THE TASK:
Each entry that follows should be set down precisely, with its pictures removed.

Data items

◇ ◇ ◇ ◇ ◇

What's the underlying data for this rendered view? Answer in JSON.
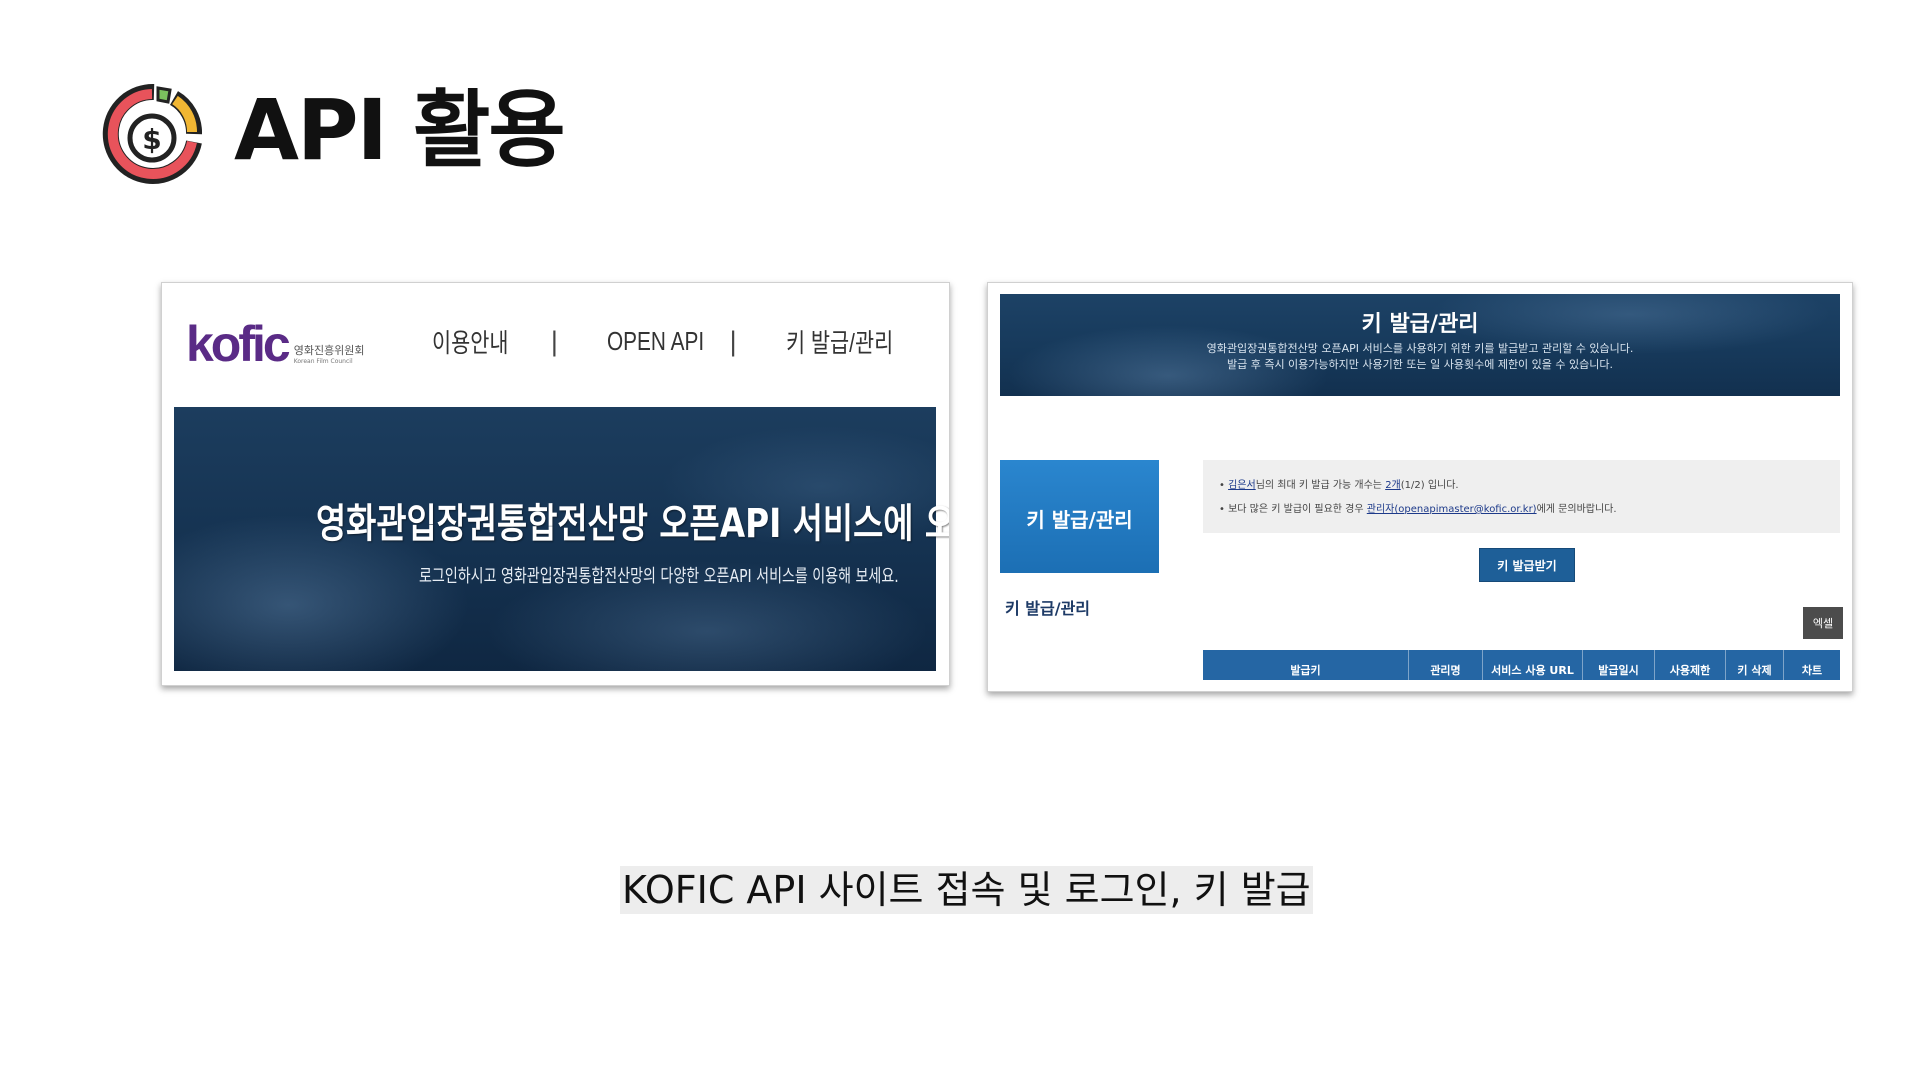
{
  "slide": {
    "title": "API 활용",
    "caption": "KOFIC API 사이트 접속 및 로그인, 키 발급",
    "logo": {
      "icon": "dollar-gauge-icon",
      "colors": [
        "#e8535b",
        "#f1b633",
        "#7bbf5e",
        "#222222"
      ]
    }
  },
  "left_screenshot": {
    "brand": {
      "logo_text": "kofic",
      "korean_name": "영화진흥위원회",
      "english_name": "Korean Film Council"
    },
    "nav": {
      "items": [
        "이용안내",
        "OPEN API",
        "키 발급/관리"
      ],
      "separator": "|"
    },
    "banner": {
      "title": "영화관입장권통합전산망 오픈API 서비스에 오신것을 환영합니다.",
      "subtitle": "로그인하시고 영화관입장권통합전산망의 다양한 오픈API 서비스를 이용해 보세요."
    }
  },
  "right_screenshot": {
    "banner": {
      "title": "키 발급/관리",
      "line1": "영화관입장권통합전산망 오픈API 서비스를 사용하기 위한 키를 발급받고 관리할 수 있습니다.",
      "line2": "발급 후 즉시 이용가능하지만 사용기한 또는 일 사용횟수에 제한이 있을 수 있습니다."
    },
    "side_box_label": "키 발급/관리",
    "side_heading": "키 발급/관리",
    "info": {
      "line1": {
        "bullet": "•",
        "user": "김은서",
        "pre": "님의 최대 키 발급 가능 개수는 ",
        "count": "2개",
        "post": "(1/2) 입니다."
      },
      "line2": {
        "bullet": "•",
        "pre": "보다 많은 키 발급이 필요한 경우 ",
        "link": "관리자(openapimaster@kofic.or.kr)",
        "post": "에게 문의바랍니다."
      }
    },
    "issue_button": "키 발급받기",
    "excel_button": "엑셀",
    "table_headers": [
      "발급키",
      "관리명",
      "서비스 사용 URL",
      "발급일시",
      "사용제한",
      "키 삭제",
      "차트"
    ],
    "colors": {
      "primary": "#2566a4",
      "side_box": "#2a86cf"
    }
  }
}
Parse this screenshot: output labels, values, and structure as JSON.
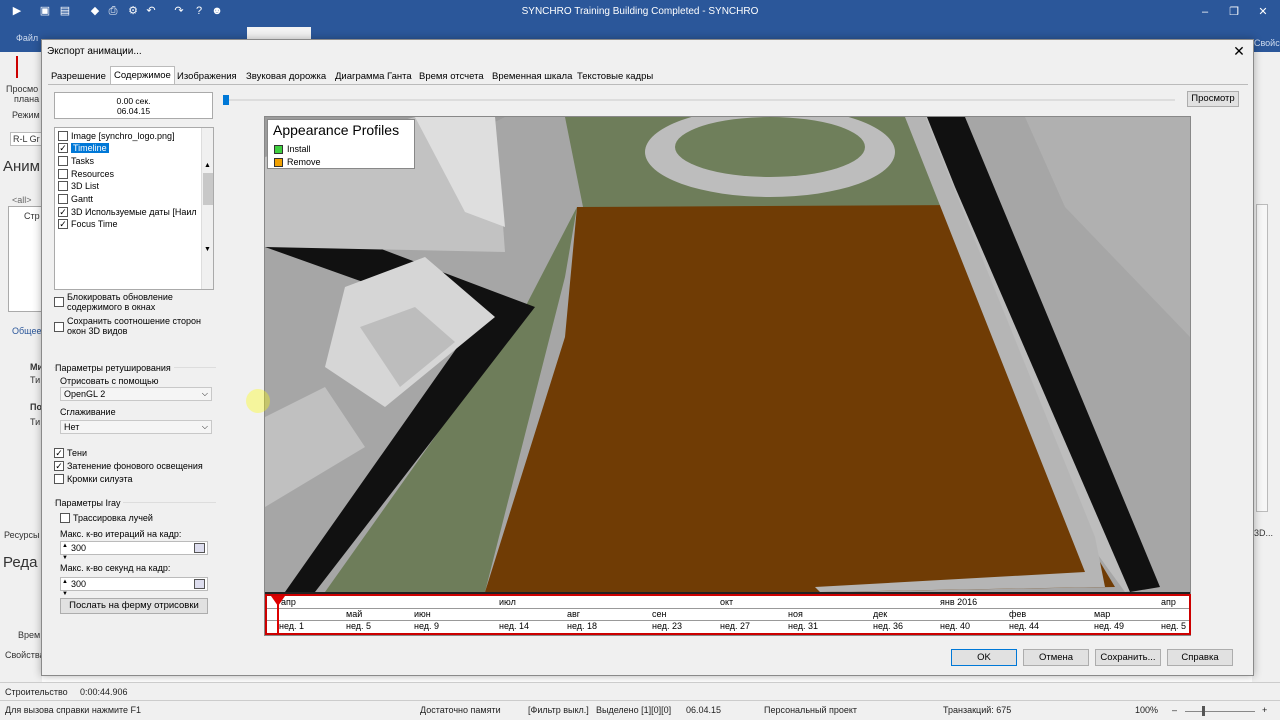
{
  "app": {
    "title": "SYNCHRO Training Building Completed - SYNCHRO"
  },
  "ribbon": {
    "file": "Файл"
  },
  "background": {
    "left_labels": [
      "Просмо",
      "плана",
      "Режим",
      "R-L Gr",
      "Аним",
      "<all>",
      "Стр",
      "Общее",
      "Ми",
      "Ти",
      "По",
      "Ти",
      "Ресурсы",
      "Реда",
      "Врем",
      "Свойства"
    ],
    "right_labels": [
      "Свойства",
      "3D..."
    ]
  },
  "dialog": {
    "title": "Экспорт анимации...",
    "tabs": [
      "Разрешение",
      "Содержимое",
      "Изображения",
      "Звуковая дорожка",
      "Диаграмма Ганта",
      "Время отсчета",
      "Временная шкала",
      "Текстовые кадры"
    ],
    "active_tab": "Содержимое",
    "time_sec": "0.00 сек.",
    "time_date": "06.04.15",
    "preview_button": "Просмотр",
    "content_items": [
      {
        "label": "Image [synchro_logo.png]",
        "checked": false
      },
      {
        "label": "Timeline",
        "checked": true,
        "selected": true
      },
      {
        "label": "Tasks",
        "checked": false
      },
      {
        "label": "Resources",
        "checked": false
      },
      {
        "label": "3D List",
        "checked": false
      },
      {
        "label": "Gantt",
        "checked": false
      },
      {
        "label": "3D Используемые даты [Наил",
        "checked": true
      },
      {
        "label": "Focus Time",
        "checked": true
      }
    ],
    "block_update": "Блокировать обновление содержимого в окнах",
    "keep_aspect": "Сохранить соотношение сторон окон 3D видов",
    "render_params": "Параметры ретуширования",
    "render_with": "Отрисовать с помощью",
    "render_value": "OpenGL 2",
    "smoothing": "Сглаживание",
    "smoothing_value": "Нет",
    "shadows": "Тени",
    "ambient": "Затенение фонового освещения",
    "silhouette": "Кромки силуэта",
    "iray_params": "Параметры Iray",
    "ray_trace": "Трассировка лучей",
    "max_iter": "Макс. к-во итераций на кадр:",
    "max_iter_value": "300",
    "max_sec": "Макс. к-во секунд на кадр:",
    "max_sec_value": "300",
    "farm_button": "Послать на ферму отрисовки",
    "ok": "OK",
    "cancel": "Отмена",
    "save": "Сохранить...",
    "help": "Справка"
  },
  "viewport": {
    "legend_title": "Appearance Profiles",
    "legend": [
      {
        "label": "Install",
        "color": "#3fcf3f"
      },
      {
        "label": "Remove",
        "color": "#f0a000"
      }
    ]
  },
  "timeline": {
    "months_row1": [
      "апр",
      "июл",
      "окт",
      "янв 2016",
      "апр"
    ],
    "months_row2": [
      "май",
      "июн",
      "авг",
      "сен",
      "ноя",
      "дек",
      "фев",
      "мар"
    ],
    "weeks": [
      "нед. 1",
      "нед. 5",
      "нед. 9",
      "нед. 14",
      "нед. 18",
      "нед. 23",
      "нед. 27",
      "нед. 31",
      "нед. 36",
      "нед. 40",
      "нед. 44",
      "нед. 49",
      "нед. 5"
    ]
  },
  "status": {
    "mode": "Строительство",
    "elapsed": "0:00:44.906",
    "help": "Для вызова справки нажмите F1",
    "memory": "Достаточно памяти",
    "filter": "[Фильтр выкл.]",
    "selected": "Выделено [1][0][0]",
    "date": "06.04.15",
    "project": "Персональный проект",
    "transactions": "Транзакций: 675",
    "zoom": "100%"
  }
}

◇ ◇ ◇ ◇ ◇

ANSWER FOR THE TASK:
What's the underlying data for this rendered view? Answer in JSON.
{
  "slide": {
    "title": "API 활용",
    "caption": "KOFIC API 사이트 접속 및 로그인, 키 발급",
    "logo": {
      "icon": "dollar-gauge-icon",
      "colors": [
        "#e8535b",
        "#f1b633",
        "#7bbf5e",
        "#222222"
      ]
    }
  },
  "left_screenshot": {
    "brand": {
      "logo_text": "kofic",
      "korean_name": "영화진흥위원회",
      "english_name": "Korean Film Council"
    },
    "nav": {
      "items": [
        "이용안내",
        "OPEN API",
        "키 발급/관리"
      ],
      "separator": "|"
    },
    "banner": {
      "title": "영화관입장권통합전산망 오픈API 서비스에 오신것을 환영합니다.",
      "subtitle": "로그인하시고 영화관입장권통합전산망의 다양한 오픈API 서비스를 이용해 보세요."
    }
  },
  "right_screenshot": {
    "banner": {
      "title": "키 발급/관리",
      "line1": "영화관입장권통합전산망 오픈API 서비스를 사용하기 위한 키를 발급받고 관리할 수 있습니다.",
      "line2": "발급 후 즉시 이용가능하지만 사용기한 또는 일 사용횟수에 제한이 있을 수 있습니다."
    },
    "side_box_label": "키 발급/관리",
    "side_heading": "키 발급/관리",
    "info": {
      "line1": {
        "bullet": "•",
        "user": "김은서",
        "pre": "님의 최대 키 발급 가능 개수는 ",
        "count": "2개",
        "post": "(1/2) 입니다."
      },
      "line2": {
        "bullet": "•",
        "pre": "보다 많은 키 발급이 필요한 경우 ",
        "link": "관리자(openapimaster@kofic.or.kr)",
        "post": "에게 문의바랍니다."
      }
    },
    "issue_button": "키 발급받기",
    "excel_button": "엑셀",
    "table_headers": [
      "발급키",
      "관리명",
      "서비스 사용 URL",
      "발급일시",
      "사용제한",
      "키 삭제",
      "차트"
    ],
    "colors": {
      "primary": "#2566a4",
      "side_box": "#2a86cf"
    }
  }
}
Parse this screenshot: output labels, values, and structure as JSON.
{
  "app": {
    "title": "SYNCHRO Training Building Completed - SYNCHRO"
  },
  "ribbon": {
    "file": "Файл"
  },
  "background": {
    "left_labels": [
      "Просмо",
      "плана",
      "Режим",
      "R-L Gr",
      "Аним",
      "<all>",
      "Стр",
      "Общее",
      "Ми",
      "Ти",
      "По",
      "Ти",
      "Ресурсы",
      "Реда",
      "Врем",
      "Свойства"
    ],
    "right_labels": [
      "Свойства",
      "3D..."
    ]
  },
  "dialog": {
    "title": "Экспорт анимации...",
    "tabs": [
      "Разрешение",
      "Содержимое",
      "Изображения",
      "Звуковая дорожка",
      "Диаграмма Ганта",
      "Время отсчета",
      "Временная шкала",
      "Текстовые кадры"
    ],
    "active_tab": "Содержимое",
    "time_sec": "0.00 сек.",
    "time_date": "06.04.15",
    "preview_button": "Просмотр",
    "content_items": [
      {
        "label": "Image [synchro_logo.png]",
        "checked": false
      },
      {
        "label": "Timeline",
        "checked": true,
        "selected": true
      },
      {
        "label": "Tasks",
        "checked": false
      },
      {
        "label": "Resources",
        "checked": false
      },
      {
        "label": "3D List",
        "checked": false
      },
      {
        "label": "Gantt",
        "checked": false
      },
      {
        "label": "3D Используемые даты [Наил",
        "checked": true
      },
      {
        "label": "Focus Time",
        "checked": true
      }
    ],
    "block_update": "Блокировать обновление содержимого в окнах",
    "keep_aspect": "Сохранить соотношение сторон окон 3D видов",
    "render_params": "Параметры ретуширования",
    "render_with": "Отрисовать с помощью",
    "render_value": "OpenGL 2",
    "smoothing": "Сглаживание",
    "smoothing_value": "Нет",
    "shadows": "Тени",
    "ambient": "Затенение фонового освещения",
    "silhouette": "Кромки силуэта",
    "iray_params": "Параметры Iray",
    "ray_trace": "Трассировка лучей",
    "max_iter": "Макс. к-во итераций на кадр:",
    "max_iter_value": "300",
    "max_sec": "Макс. к-во секунд на кадр:",
    "max_sec_value": "300",
    "farm_button": "Послать на ферму отрисовки",
    "ok": "OK",
    "cancel": "Отмена",
    "save": "Сохранить...",
    "help": "Справка"
  },
  "viewport": {
    "legend_title": "Appearance Profiles",
    "legend": [
      {
        "label": "Install",
        "color": "#3fcf3f"
      },
      {
        "label": "Remove",
        "color": "#f0a000"
      }
    ]
  },
  "timeline": {
    "months_row1": [
      "апр",
      "июл",
      "окт",
      "янв 2016",
      "апр"
    ],
    "months_row2": [
      "май",
      "июн",
      "авг",
      "сен",
      "ноя",
      "дек",
      "фев",
      "мар"
    ],
    "weeks": [
      "нед. 1",
      "нед. 5",
      "нед. 9",
      "нед. 14",
      "нед. 18",
      "нед. 23",
      "нед. 27",
      "нед. 31",
      "нед. 36",
      "нед. 40",
      "нед. 44",
      "нед. 49",
      "нед. 5"
    ]
  },
  "status": {
    "mode": "Строительство",
    "elapsed": "0:00:44.906",
    "help": "Для вызова справки нажмите F1",
    "memory": "Достаточно памяти",
    "filter": "[Фильтр выкл.]",
    "selected": "Выделено [1][0][0]",
    "date": "06.04.15",
    "project": "Персональный проект",
    "transactions": "Транзакций: 675",
    "zoom": "100%"
  }
}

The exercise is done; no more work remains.